The Sea Grass Wrasse (Novaculoides macrolepidotus) is also known as the Emerald Wrasse. They are fairly rare in Tanzanian waters but seem common in some areas. The specimens in the images were photographed in the grass beds around Latham Island where there are large numbers of them. In the other grass beds we have dived on off mainland Tanzania and Mafia Island they are not that common. They are elusive and fairly difficult to photograph. J. E. Randall & Earle described them in 2004.
SEA GRASS WRASSE APPEARANCE
Sea Grass Wrasse have a narrow slender green body which seems to vary in brightness from a bright emerald green to a lighter more dull green. The eyes are slightly bulbous and are yellow. The initial phase females have thin red stripes on the face and a broken red line along the mid body from behind the gill plate to the caudal area. The fins are green and the caudal fin has particularly prominent spines.
The Terminal phase males have thicker red lines on the facial area and a row of black dots in the caudal area and a further row of white dots behind the gill plate. The fins are green with red markings and on the larger fully mature males pictured in the head image there are a series of red bars on the belly.
There is a dark brown phase which we have viewed but not managed to photograph.
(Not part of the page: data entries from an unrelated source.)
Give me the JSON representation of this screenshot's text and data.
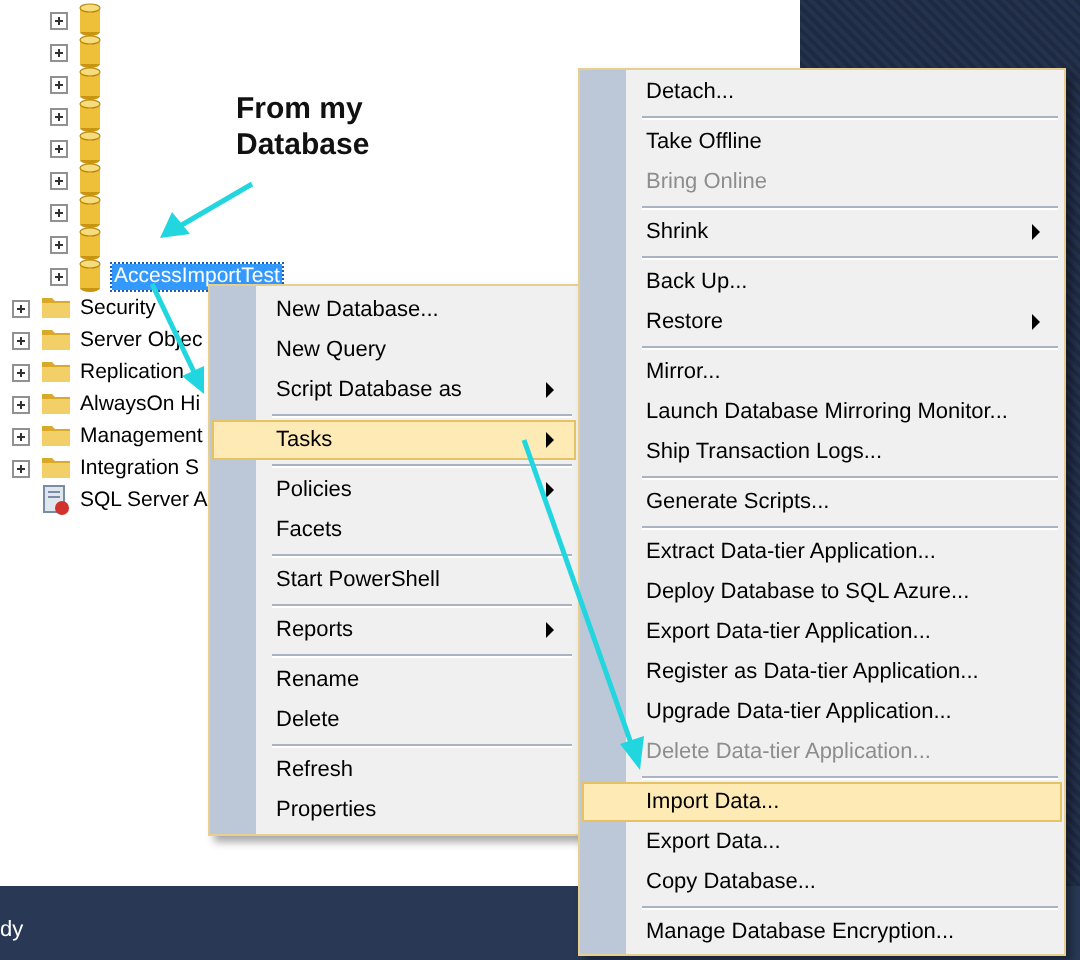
{
  "tree": {
    "database_nodes": [
      {
        "selected": false
      },
      {
        "selected": false
      },
      {
        "selected": false
      },
      {
        "selected": false
      },
      {
        "selected": false
      },
      {
        "selected": false
      },
      {
        "selected": false
      },
      {
        "selected": false
      },
      {
        "label": "AccessImportTest",
        "selected": true
      }
    ],
    "server_nodes": [
      {
        "kind": "folder",
        "label": "Security"
      },
      {
        "kind": "folder",
        "label": "Server Objec"
      },
      {
        "kind": "folder",
        "label": "Replication"
      },
      {
        "kind": "folder",
        "label": "AlwaysOn Hi"
      },
      {
        "kind": "folder",
        "label": "Management"
      },
      {
        "kind": "folder",
        "label": "Integration S"
      },
      {
        "kind": "agent",
        "label": "SQL Server A"
      }
    ]
  },
  "annotation": "From my\nDatabase",
  "context_menu": {
    "groups": [
      [
        {
          "label": "New Database...",
          "submenu": false,
          "disabled": false,
          "selected": false
        },
        {
          "label": "New Query",
          "submenu": false,
          "disabled": false,
          "selected": false
        },
        {
          "label": "Script Database as",
          "submenu": true,
          "disabled": false,
          "selected": false
        }
      ],
      [
        {
          "label": "Tasks",
          "submenu": true,
          "disabled": false,
          "selected": true
        }
      ],
      [
        {
          "label": "Policies",
          "submenu": true,
          "disabled": false,
          "selected": false
        },
        {
          "label": "Facets",
          "submenu": false,
          "disabled": false,
          "selected": false
        }
      ],
      [
        {
          "label": "Start PowerShell",
          "submenu": false,
          "disabled": false,
          "selected": false
        }
      ],
      [
        {
          "label": "Reports",
          "submenu": true,
          "disabled": false,
          "selected": false
        }
      ],
      [
        {
          "label": "Rename",
          "submenu": false,
          "disabled": false,
          "selected": false
        },
        {
          "label": "Delete",
          "submenu": false,
          "disabled": false,
          "selected": false
        }
      ],
      [
        {
          "label": "Refresh",
          "submenu": false,
          "disabled": false,
          "selected": false
        },
        {
          "label": "Properties",
          "submenu": false,
          "disabled": false,
          "selected": false
        }
      ]
    ]
  },
  "tasks_menu": {
    "groups": [
      [
        {
          "label": "Detach...",
          "submenu": false,
          "disabled": false,
          "selected": false
        }
      ],
      [
        {
          "label": "Take Offline",
          "submenu": false,
          "disabled": false,
          "selected": false
        },
        {
          "label": "Bring Online",
          "submenu": false,
          "disabled": true,
          "selected": false
        }
      ],
      [
        {
          "label": "Shrink",
          "submenu": true,
          "disabled": false,
          "selected": false
        }
      ],
      [
        {
          "label": "Back Up...",
          "submenu": false,
          "disabled": false,
          "selected": false
        },
        {
          "label": "Restore",
          "submenu": true,
          "disabled": false,
          "selected": false
        }
      ],
      [
        {
          "label": "Mirror...",
          "submenu": false,
          "disabled": false,
          "selected": false
        },
        {
          "label": "Launch Database Mirroring Monitor...",
          "submenu": false,
          "disabled": false,
          "selected": false
        },
        {
          "label": "Ship Transaction Logs...",
          "submenu": false,
          "disabled": false,
          "selected": false
        }
      ],
      [
        {
          "label": "Generate Scripts...",
          "submenu": false,
          "disabled": false,
          "selected": false
        }
      ],
      [
        {
          "label": "Extract Data-tier Application...",
          "submenu": false,
          "disabled": false,
          "selected": false
        },
        {
          "label": "Deploy Database to SQL Azure...",
          "submenu": false,
          "disabled": false,
          "selected": false
        },
        {
          "label": "Export Data-tier Application...",
          "submenu": false,
          "disabled": false,
          "selected": false
        },
        {
          "label": "Register as Data-tier Application...",
          "submenu": false,
          "disabled": false,
          "selected": false
        },
        {
          "label": "Upgrade Data-tier Application...",
          "submenu": false,
          "disabled": false,
          "selected": false
        },
        {
          "label": "Delete Data-tier Application...",
          "submenu": false,
          "disabled": true,
          "selected": false
        }
      ],
      [
        {
          "label": "Import Data...",
          "submenu": false,
          "disabled": false,
          "selected": true
        },
        {
          "label": "Export Data...",
          "submenu": false,
          "disabled": false,
          "selected": false
        },
        {
          "label": "Copy Database...",
          "submenu": false,
          "disabled": false,
          "selected": false
        }
      ],
      [
        {
          "label": "Manage Database Encryption...",
          "submenu": false,
          "disabled": false,
          "selected": false
        }
      ]
    ]
  },
  "status_bar": {
    "text": "dy"
  }
}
The specimen we observed closely was the size of an initial phase specimen, not a terminal phase adult. It just happened to be sitting under the camera when I spotted it. One movement and it was gone. This color phase is very difficult to spot and track in the grass beds. They seem to grow up to about 15 cm in length although in the wild 10 to 12 cm is more common. The small juveniles which we have not sighted reportedly mimic waspfishes in the Ablabys genus.
IN THE WILD
The Sea Grass Wrasse is very difficult to photograph and they are well camouflaged and quickly dive into the grass and possibly even the sand. They disappear very quickly. In some areas they are numerous and in other areas there are only a few of them. They are more numerous in Tanzania in the deeper grass beds from 15 meters to 25 meters.
The Sea Grass Wrasse is found from East Africa including the Red Sea to Okinawa in the north and Lord Howe Island in the east. They are only found in the grass beds from 3 meters to 25 meters.
The Sea Grass Wrasse seem to feed on small grass bed dwelling invertebrates that they pick off with their pointy mouth. That is however just an assumption.
Little is known of their reproductive habits, but they are protogynous hermaphrodites. There are not that many terminal phase males around and these appear to be haremic as the males patrol large areas. We watched one large male swim between two small grass beds over a distance of some 15 meters.
Sea Grass Wrasse are probably not commonly kept in aquariums and there seems to be little literature on keeping them. They likely burrow and would almost certainly jump.
SEA GRASS WRASSE CLASSIFICATION
Species: N. macrolepidotusle